(Items listed in a dataset)
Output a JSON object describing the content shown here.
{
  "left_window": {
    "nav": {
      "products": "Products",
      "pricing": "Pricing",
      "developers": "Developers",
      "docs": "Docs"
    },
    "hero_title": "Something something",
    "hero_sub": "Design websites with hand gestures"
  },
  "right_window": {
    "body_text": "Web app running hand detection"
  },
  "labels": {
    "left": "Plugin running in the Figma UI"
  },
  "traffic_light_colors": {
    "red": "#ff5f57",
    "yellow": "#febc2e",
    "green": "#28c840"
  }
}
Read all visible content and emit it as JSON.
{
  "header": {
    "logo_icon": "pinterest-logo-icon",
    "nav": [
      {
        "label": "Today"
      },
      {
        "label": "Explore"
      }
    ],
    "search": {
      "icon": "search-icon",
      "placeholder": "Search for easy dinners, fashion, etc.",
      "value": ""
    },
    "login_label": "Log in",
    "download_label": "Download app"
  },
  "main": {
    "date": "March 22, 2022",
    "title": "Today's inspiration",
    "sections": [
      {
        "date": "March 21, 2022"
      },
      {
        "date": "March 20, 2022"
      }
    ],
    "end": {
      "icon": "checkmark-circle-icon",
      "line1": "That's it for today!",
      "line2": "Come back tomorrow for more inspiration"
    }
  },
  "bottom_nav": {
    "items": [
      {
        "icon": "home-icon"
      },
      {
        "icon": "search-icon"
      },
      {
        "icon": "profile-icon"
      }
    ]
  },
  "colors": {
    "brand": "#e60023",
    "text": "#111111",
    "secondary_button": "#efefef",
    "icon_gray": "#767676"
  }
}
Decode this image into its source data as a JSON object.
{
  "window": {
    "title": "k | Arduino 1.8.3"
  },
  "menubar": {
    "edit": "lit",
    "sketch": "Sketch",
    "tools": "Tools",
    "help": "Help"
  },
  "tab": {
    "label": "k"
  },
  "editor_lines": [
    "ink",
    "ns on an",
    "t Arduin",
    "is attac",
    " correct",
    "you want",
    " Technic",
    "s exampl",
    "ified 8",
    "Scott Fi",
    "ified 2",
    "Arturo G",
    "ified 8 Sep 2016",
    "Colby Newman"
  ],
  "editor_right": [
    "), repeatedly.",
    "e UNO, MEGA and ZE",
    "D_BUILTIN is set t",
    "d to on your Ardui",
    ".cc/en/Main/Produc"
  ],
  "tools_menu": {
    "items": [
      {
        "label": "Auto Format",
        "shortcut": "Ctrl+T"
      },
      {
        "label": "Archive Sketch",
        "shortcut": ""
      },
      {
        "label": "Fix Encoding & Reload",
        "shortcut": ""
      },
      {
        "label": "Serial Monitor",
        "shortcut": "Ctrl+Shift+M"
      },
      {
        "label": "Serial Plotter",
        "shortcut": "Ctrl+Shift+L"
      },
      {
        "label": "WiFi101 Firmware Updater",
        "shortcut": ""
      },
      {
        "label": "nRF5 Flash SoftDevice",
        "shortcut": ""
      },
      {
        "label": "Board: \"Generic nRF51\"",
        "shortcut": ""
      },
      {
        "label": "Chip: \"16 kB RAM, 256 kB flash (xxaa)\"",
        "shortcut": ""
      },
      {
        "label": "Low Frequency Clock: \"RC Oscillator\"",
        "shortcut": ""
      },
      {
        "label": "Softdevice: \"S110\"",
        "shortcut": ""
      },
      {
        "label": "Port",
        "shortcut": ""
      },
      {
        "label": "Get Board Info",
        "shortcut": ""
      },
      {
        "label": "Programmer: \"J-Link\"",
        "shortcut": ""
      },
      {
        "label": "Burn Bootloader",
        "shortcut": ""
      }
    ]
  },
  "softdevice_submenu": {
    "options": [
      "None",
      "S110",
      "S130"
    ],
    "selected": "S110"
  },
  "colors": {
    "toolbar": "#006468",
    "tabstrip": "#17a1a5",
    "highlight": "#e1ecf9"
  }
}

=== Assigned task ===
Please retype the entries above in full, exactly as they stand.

=== Result below ===
Output a JSON object describing the content shown here.
{
  "left_window": {
    "nav": {
      "products": "Products",
      "pricing": "Pricing",
      "developers": "Developers",
      "docs": "Docs"
    },
    "hero_title": "Something something",
    "hero_sub": "Design websites with hand gestures"
  },
  "right_window": {
    "body_text": "Web app running hand detection"
  },
  "labels": {
    "left": "Plugin running in the Figma UI"
  },
  "traffic_light_colors": {
    "red": "#ff5f57",
    "yellow": "#febc2e",
    "green": "#28c840"
  }
}
Read all visible content and emit it as JSON.
{
  "header": {
    "logo_icon": "pinterest-logo-icon",
    "nav": [
      {
        "label": "Today"
      },
      {
        "label": "Explore"
      }
    ],
    "search": {
      "icon": "search-icon",
      "placeholder": "Search for easy dinners, fashion, etc.",
      "value": ""
    },
    "login_label": "Log in",
    "download_label": "Download app"
  },
  "main": {
    "date": "March 22, 2022",
    "title": "Today's inspiration",
    "sections": [
      {
        "date": "March 21, 2022"
      },
      {
        "date": "March 20, 2022"
      }
    ],
    "end": {
      "icon": "checkmark-circle-icon",
      "line1": "That's it for today!",
      "line2": "Come back tomorrow for more inspiration"
    }
  },
  "bottom_nav": {
    "items": [
      {
        "icon": "home-icon"
      },
      {
        "icon": "search-icon"
      },
      {
        "icon": "profile-icon"
      }
    ]
  },
  "colors": {
    "brand": "#e60023",
    "text": "#111111",
    "secondary_button": "#efefef",
    "icon_gray": "#767676"
  }
}
Decode this image into its source data as a JSON object.
{
  "window": {
    "title": "k | Arduino 1.8.3"
  },
  "menubar": {
    "edit": "lit",
    "sketch": "Sketch",
    "tools": "Tools",
    "help": "Help"
  },
  "tab": {
    "label": "k"
  },
  "editor_lines": [
    "ink",
    "ns on an",
    "t Arduin",
    "is attac",
    " correct",
    "you want",
    " Technic",
    "s exampl",
    "ified 8",
    "Scott Fi",
    "ified 2",
    "Arturo G",
    "ified 8 Sep 2016",
    "Colby Newman"
  ],
  "editor_right": [
    "), repeatedly.",
    "e UNO, MEGA and ZE",
    "D_BUILTIN is set t",
    "d to on your Ardui",
    ".cc/en/Main/Produc"
  ],
  "tools_menu": {
    "items": [
      {
        "label": "Auto Format",
        "shortcut": "Ctrl+T"
      },
      {
        "label": "Archive Sketch",
        "shortcut": ""
      },
      {
        "label": "Fix Encoding & Reload",
        "shortcut": ""
      },
      {
        "label": "Serial Monitor",
        "shortcut": "Ctrl+Shift+M"
      },
      {
        "label": "Serial Plotter",
        "shortcut": "Ctrl+Shift+L"
      },
      {
        "label": "WiFi101 Firmware Updater",
        "shortcut": ""
      },
      {
        "label": "nRF5 Flash SoftDevice",
        "shortcut": ""
      },
      {
        "label": "Board: \"Generic nRF51\"",
        "shortcut": ""
      },
      {
        "label": "Chip: \"16 kB RAM, 256 kB flash (xxaa)\"",
        "shortcut": ""
      },
      {
        "label": "Low Frequency Clock: \"RC Oscillator\"",
        "shortcut": ""
      },
      {
        "label": "Softdevice: \"S110\"",
        "shortcut": ""
      },
      {
        "label": "Port",
        "shortcut": ""
      },
      {
        "label": "Get Board Info",
        "shortcut": ""
      },
      {
        "label": "Programmer: \"J-Link\"",
        "shortcut": ""
      },
      {
        "label": "Burn Bootloader",
        "shortcut": ""
      }
    ]
  },
  "softdevice_submenu": {
    "options": [
      "None",
      "S110",
      "S130"
    ],
    "selected": "S110"
  },
  "colors": {
    "toolbar": "#006468",
    "tabstrip": "#17a1a5",
    "highlight": "#e1ecf9"
  }
}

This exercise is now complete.